    The first publication of Edna St. Vincent Millay's private, intimate diaries, providing "a candid self-portrait of the 'bad girl of American letters'" (Kirkus Reviews)

    "Endlessly intriguing and illuminating. The publication of Edna St. Vincent Millay's diaries is a major literary event, providing astonishing insight into the great poet's art and life."--Chloe Honum, author of The Tulip-Flame

    The English author Thomas Hardy proclaimed that America had two great attractions: the skyscraper, and the poetry of Edna St. Vincent Millay. In these diaries the great American poet illuminates not only her literary genius, but her life as a devoted daughter, sister, wife, and public heroine; and finally as a solitary, tragic figure.

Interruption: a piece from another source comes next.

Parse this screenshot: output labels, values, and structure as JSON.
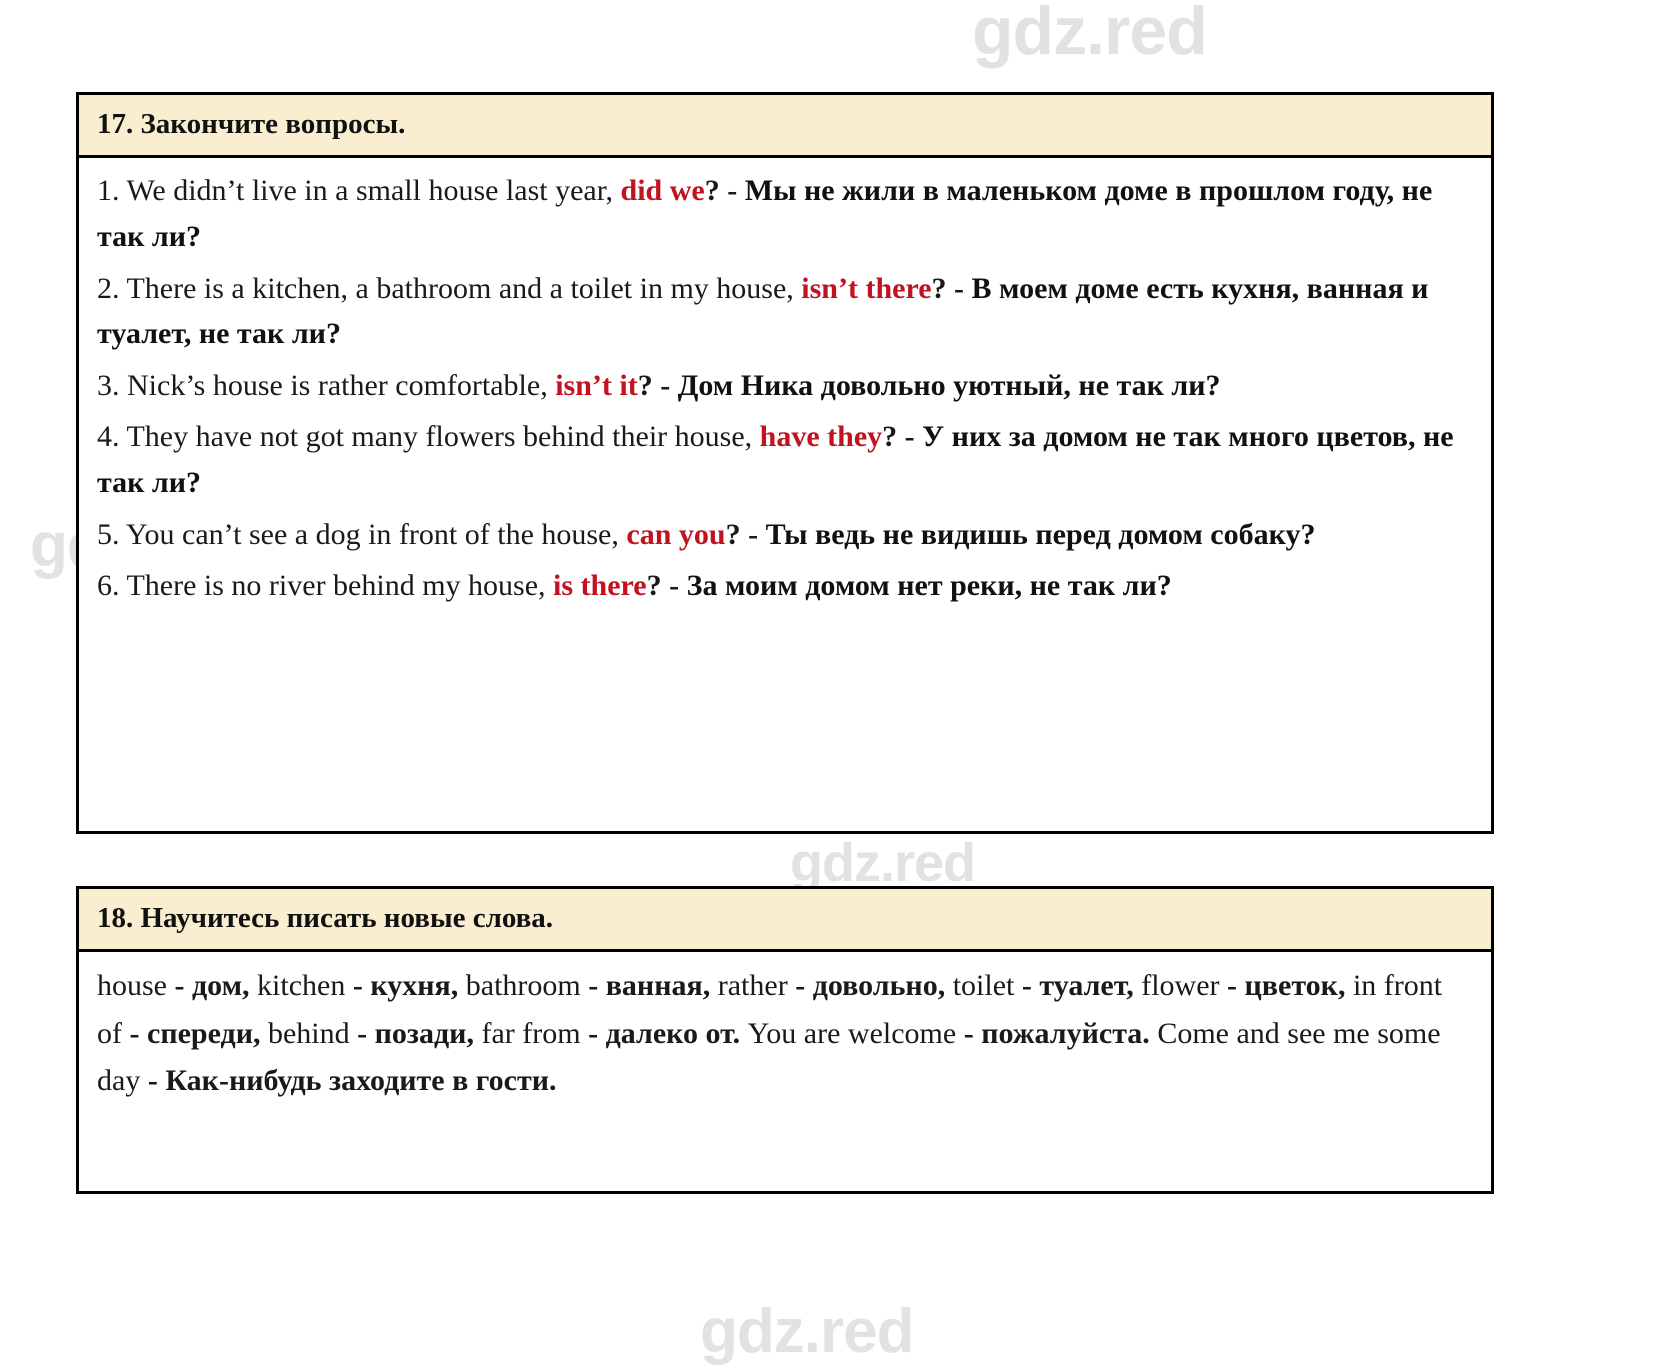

    This is the first publication of the diaries she kept from adolescence until middle age, between 1907 and 1949, focused on her most productive years. Who was the girl who wrote "Renascence," that marvel of early twentieth-century poetry? What trauma or spiritual journey inspired the poem? And after such celebrity why did she vanish into near seclusion after 1940? These questions hover over the life and work, and trouble biographers and readers alike. Intimate, eloquent, these confessions and keen observations provide the key to understanding Millay's journey from small-town obscurity to world fame, and the tragedy of her demise.